The US Supreme Court gave state officials some reason to believe that part of its immigration law might actually be upheld as legal.
The hearing involves the Obama administration's challenge to SB 1070. Much of the argument centered around the most controversial section which says when police officers have stopped someone, they must try to check that person's immigration status if there is reason to believe he or she is in this country illegally. U.S. Solicitor General Donald Verrilli said that runs afoul of federal law. But Justice Samuel Alito said that same federal law already allows individual officers, on their own, to call federal immigration authorities to make such a check. Alito questioned why Arizona lawmakers cannot mandate that of the people who work for them. Paul Clement, the attorney hired by Gov. Jan Brewer to defend the law, also noted that even if federal officials respond that someone is an illegal immigrant, it is up to them whether to come and get that person. And if federal agents are uninterested, the person goes free.

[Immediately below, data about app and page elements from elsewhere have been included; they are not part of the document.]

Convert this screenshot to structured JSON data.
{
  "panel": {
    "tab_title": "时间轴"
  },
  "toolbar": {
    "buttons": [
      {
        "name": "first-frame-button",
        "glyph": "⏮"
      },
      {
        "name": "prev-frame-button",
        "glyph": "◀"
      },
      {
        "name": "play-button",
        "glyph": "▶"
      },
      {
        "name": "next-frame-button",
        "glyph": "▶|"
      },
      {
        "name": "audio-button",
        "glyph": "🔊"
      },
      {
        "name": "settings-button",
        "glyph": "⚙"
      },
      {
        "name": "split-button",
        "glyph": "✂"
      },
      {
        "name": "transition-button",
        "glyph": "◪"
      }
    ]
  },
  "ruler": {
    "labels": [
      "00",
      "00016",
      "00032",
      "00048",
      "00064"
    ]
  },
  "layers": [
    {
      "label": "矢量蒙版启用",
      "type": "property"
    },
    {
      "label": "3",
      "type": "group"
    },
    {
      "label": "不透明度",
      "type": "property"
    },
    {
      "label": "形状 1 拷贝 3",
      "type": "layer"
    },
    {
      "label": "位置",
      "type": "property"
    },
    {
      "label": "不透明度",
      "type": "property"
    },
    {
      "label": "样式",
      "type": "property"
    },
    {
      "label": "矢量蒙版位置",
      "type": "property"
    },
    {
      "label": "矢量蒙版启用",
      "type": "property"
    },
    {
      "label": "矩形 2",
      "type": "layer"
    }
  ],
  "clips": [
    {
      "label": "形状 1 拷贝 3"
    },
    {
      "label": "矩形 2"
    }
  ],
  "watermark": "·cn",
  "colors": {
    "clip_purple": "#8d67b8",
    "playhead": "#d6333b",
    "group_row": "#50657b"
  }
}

"They retain the ultimate decision about who to prosecute federally and who to remove from this country," said Clement after the court hearing. "And the principal provision of the Arizona law that was discussed today really just puts the federal officials in the position to know who they have in the country and then decide for themselves what to do as a matter of federal law."
But Verrilli pointed out that SB 1070 has other provisions, including making state crimes for undocumented workers to see employment and for those in this country illegally to not possess certain federal documents. Verrilli said these are the exclusive power of the federal government. And he said the Arizona law itself says its stated goal is to -- quote -- make attrition through enforcement the public policy of all state and local governments in Arizona. It also says the provisions -- quoting again -- are intended to work together to discourage and deter the unlawful entry and presence of aliens and economic activity by persons unlawfully present in the United States. Verrilli said SB 1070 could result in mass incarceration by the state of the estimated 400,000 illegal immigrants in Arizona, people who the federal government has decided not to make priorities to pursue. Brewer herself did nothing to undermine that contention.
"I would assume that there would be incarcerations if in fact they had broken the law on the first offense," Brewer told the press outside the high court. "I don't know if it would be massive. Some of the federal administration discredits the fact that there are that many illegals in Arizona."
Verrilli, who did not talk with reporters after the hearing, said such mass incarceration could lead to foreign relations problems Justice Antonin Scalia said there's a simple answer to that: Deport them back to their home country. As the justices were hearing the case, hundreds of demonstrators gathered at the foot of the courthouse steps, most of them assailing SB 1070 over whether the law amounted to racial profiling. But Clement said that is not the issue before the court.
"This isn't a case about profiling," he said, "this isn't really a case about the Fourth Amendment. It's really a case about the preemption and the relationship between the federal law and the state law."
But Brewer insisted that the decision by the Obama administration to file suit two years ago is more about politics than all those legal issues.
"This is an election year," the governor said. "And I do believe that it was staged at the time, that they knew that this was coming up. And they're playing to the Latino community. And they're trying to use that scare card, if you will, to generate support for elections."
And Brewer, who became governor in 2009 after her predecessor quit, denied that her own decision to sign SB 1070 in 2010 had anything to do with her bid that year to gain a full term of her own.